” Price controls are usually enacted when policymakers believe that the market price of a good or service is unfair to buyers or sellers. “
The reason most economists are usually oppose about price controls is that they distort the allocation of resources. Price ceilings, which prevent prices from exceeding a certain maximum, cause shortages. Price floors, which prohibit prices below a certain minimum, cause surpluses, at least for a time.
For example, if the supply and demand for milk and eggs are balanced at the current price, and that the government then fixes a lower maximum price. The supply of milk and eggs will decrease, but the demand for it will increase. The result will be excess demand and empty shelves. Although some consumers will be lucky enough to purchase milk and eggs at the lower price, others will be forced to do without.

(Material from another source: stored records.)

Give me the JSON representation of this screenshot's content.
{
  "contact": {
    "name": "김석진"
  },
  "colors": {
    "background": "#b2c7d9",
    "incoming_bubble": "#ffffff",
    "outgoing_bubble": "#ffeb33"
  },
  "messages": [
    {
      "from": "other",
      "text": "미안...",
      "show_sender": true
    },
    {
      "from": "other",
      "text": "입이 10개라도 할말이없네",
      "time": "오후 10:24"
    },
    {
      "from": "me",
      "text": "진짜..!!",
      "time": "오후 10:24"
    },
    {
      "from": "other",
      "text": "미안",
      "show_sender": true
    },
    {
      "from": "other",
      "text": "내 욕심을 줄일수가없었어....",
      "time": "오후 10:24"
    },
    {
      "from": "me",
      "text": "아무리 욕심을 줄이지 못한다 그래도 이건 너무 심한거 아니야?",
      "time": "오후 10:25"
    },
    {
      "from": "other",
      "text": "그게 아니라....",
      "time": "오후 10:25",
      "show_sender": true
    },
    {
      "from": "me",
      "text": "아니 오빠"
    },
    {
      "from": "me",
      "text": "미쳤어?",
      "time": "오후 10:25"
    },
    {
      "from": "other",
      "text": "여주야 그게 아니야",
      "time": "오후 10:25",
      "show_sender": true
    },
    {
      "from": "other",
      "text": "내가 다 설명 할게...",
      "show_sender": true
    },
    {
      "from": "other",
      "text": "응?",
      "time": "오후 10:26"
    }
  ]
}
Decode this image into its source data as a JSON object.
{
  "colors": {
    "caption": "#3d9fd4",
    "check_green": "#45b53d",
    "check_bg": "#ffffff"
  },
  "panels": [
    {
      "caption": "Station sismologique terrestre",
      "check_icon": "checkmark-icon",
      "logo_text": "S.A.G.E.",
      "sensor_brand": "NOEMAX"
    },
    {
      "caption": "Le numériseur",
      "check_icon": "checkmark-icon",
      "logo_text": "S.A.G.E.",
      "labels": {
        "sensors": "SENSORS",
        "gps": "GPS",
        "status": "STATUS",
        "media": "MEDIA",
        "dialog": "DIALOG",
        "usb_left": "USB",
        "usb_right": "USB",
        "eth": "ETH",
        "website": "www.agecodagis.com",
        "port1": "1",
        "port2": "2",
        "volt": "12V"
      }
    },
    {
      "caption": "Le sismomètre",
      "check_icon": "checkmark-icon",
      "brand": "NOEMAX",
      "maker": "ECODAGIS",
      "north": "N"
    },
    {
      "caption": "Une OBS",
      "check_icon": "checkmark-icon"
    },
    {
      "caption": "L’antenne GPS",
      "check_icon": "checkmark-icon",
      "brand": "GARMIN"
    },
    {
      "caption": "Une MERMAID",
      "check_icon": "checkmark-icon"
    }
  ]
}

In a more simplistic economy, price controls might work. In today’s complex market place of globalization, you will find that many products are inter-connected. These relationships are really in a fragile balance and many factors can set a chain reaction that will take out many aspects of growth along the way. Most interesting are the price subsidies that protect national industries from the foreign threat of competition. Although practiced in every nation, those that try to protect their industries the most are those that seem to subsidize failure. The subsidies become increasingly expensive and money is a limited resource. The greatest threat of a price support is when the price support is retracted. Complete industries have failed in different countries around the world due to this process. It seems that when you try to prevent failure in price and you continue it for very long, you end up guaranteeing failure.
Mankiw, G. (2012). Principles of Economics (6th Edition)